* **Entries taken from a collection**
#####

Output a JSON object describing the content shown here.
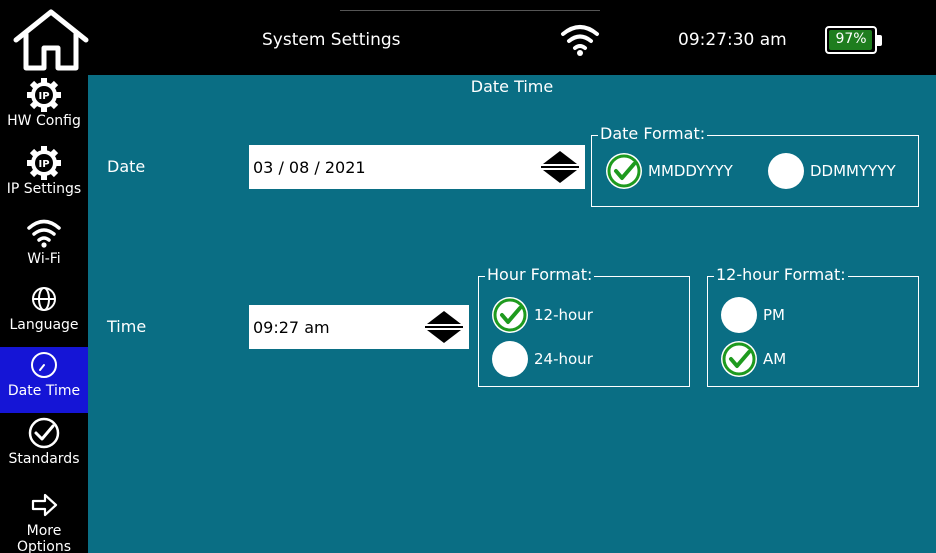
{
  "header": {
    "title": "System Settings",
    "clock": "09:27:30 am",
    "battery_percent": "97%",
    "battery_level": 0.97,
    "home_icon": "home-icon",
    "wifi_icon": "wifi-icon"
  },
  "sidebar": {
    "items": [
      {
        "label": "HW Config",
        "icon": "ip-gear-icon"
      },
      {
        "label": "IP Settings",
        "icon": "ip-gear-icon"
      },
      {
        "label": "Wi-Fi",
        "icon": "wifi-icon"
      },
      {
        "label": "Language",
        "icon": "globe-icon"
      },
      {
        "label": "Date Time",
        "icon": "clock-icon",
        "active": true
      },
      {
        "label": "Standards",
        "icon": "check-circle-icon"
      },
      {
        "label": "More",
        "label2": "Options",
        "icon": "arrow-right-icon"
      }
    ]
  },
  "main": {
    "section_title": "Date Time",
    "date": {
      "label": "Date",
      "value": "03 / 08 / 2021"
    },
    "date_format": {
      "legend": "Date Format:",
      "options": [
        {
          "label": "MMDDYYYY",
          "selected": true
        },
        {
          "label": "DDMMYYYY",
          "selected": false
        }
      ]
    },
    "time": {
      "label": "Time",
      "value": "09:27 am"
    },
    "hour_format": {
      "legend": "Hour Format:",
      "options": [
        {
          "label": "12-hour",
          "selected": true
        },
        {
          "label": "24-hour",
          "selected": false
        }
      ]
    },
    "twelve_hour_format": {
      "legend": "12-hour Format:",
      "options": [
        {
          "label": "PM",
          "selected": false
        },
        {
          "label": "AM",
          "selected": true
        }
      ]
    }
  },
  "colors": {
    "panel": "#0a6e84",
    "sidebar_active": "#1515d6",
    "check": "#1e9a1e",
    "battery": "#1e7d1e"
  }
}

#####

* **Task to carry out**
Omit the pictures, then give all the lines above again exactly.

* **Response to the task**
Output a JSON object describing the content shown here.
{
  "header": {
    "title": "System Settings",
    "clock": "09:27:30 am",
    "battery_percent": "97%",
    "battery_level": 0.97,
    "home_icon": "home-icon",
    "wifi_icon": "wifi-icon"
  },
  "sidebar": {
    "items": [
      {
        "label": "HW Config",
        "icon": "ip-gear-icon"
      },
      {
        "label": "IP Settings",
        "icon": "ip-gear-icon"
      },
      {
        "label": "Wi-Fi",
        "icon": "wifi-icon"
      },
      {
        "label": "Language",
        "icon": "globe-icon"
      },
      {
        "label": "Date Time",
        "icon": "clock-icon",
        "active": true
      },
      {
        "label": "Standards",
        "icon": "check-circle-icon"
      },
      {
        "label": "More",
        "label2": "Options",
        "icon": "arrow-right-icon"
      }
    ]
  },
  "main": {
    "section_title": "Date Time",
    "date": {
      "label": "Date",
      "value": "03 / 08 / 2021"
    },
    "date_format": {
      "legend": "Date Format:",
      "options": [
        {
          "label": "MMDDYYYY",
          "selected": true
        },
        {
          "label": "DDMMYYYY",
          "selected": false
        }
      ]
    },
    "time": {
      "label": "Time",
      "value": "09:27 am"
    },
    "hour_format": {
      "legend": "Hour Format:",
      "options": [
        {
          "label": "12-hour",
          "selected": true
        },
        {
          "label": "24-hour",
          "selected": false
        }
      ]
    },
    "twelve_hour_format": {
      "legend": "12-hour Format:",
      "options": [
        {
          "label": "PM",
          "selected": false
        },
        {
          "label": "AM",
          "selected": true
        }
      ]
    }
  },
  "colors": {
    "panel": "#0a6e84",
    "sidebar_active": "#1515d6",
    "check": "#1e9a1e",
    "battery": "#1e7d1e"
  }
}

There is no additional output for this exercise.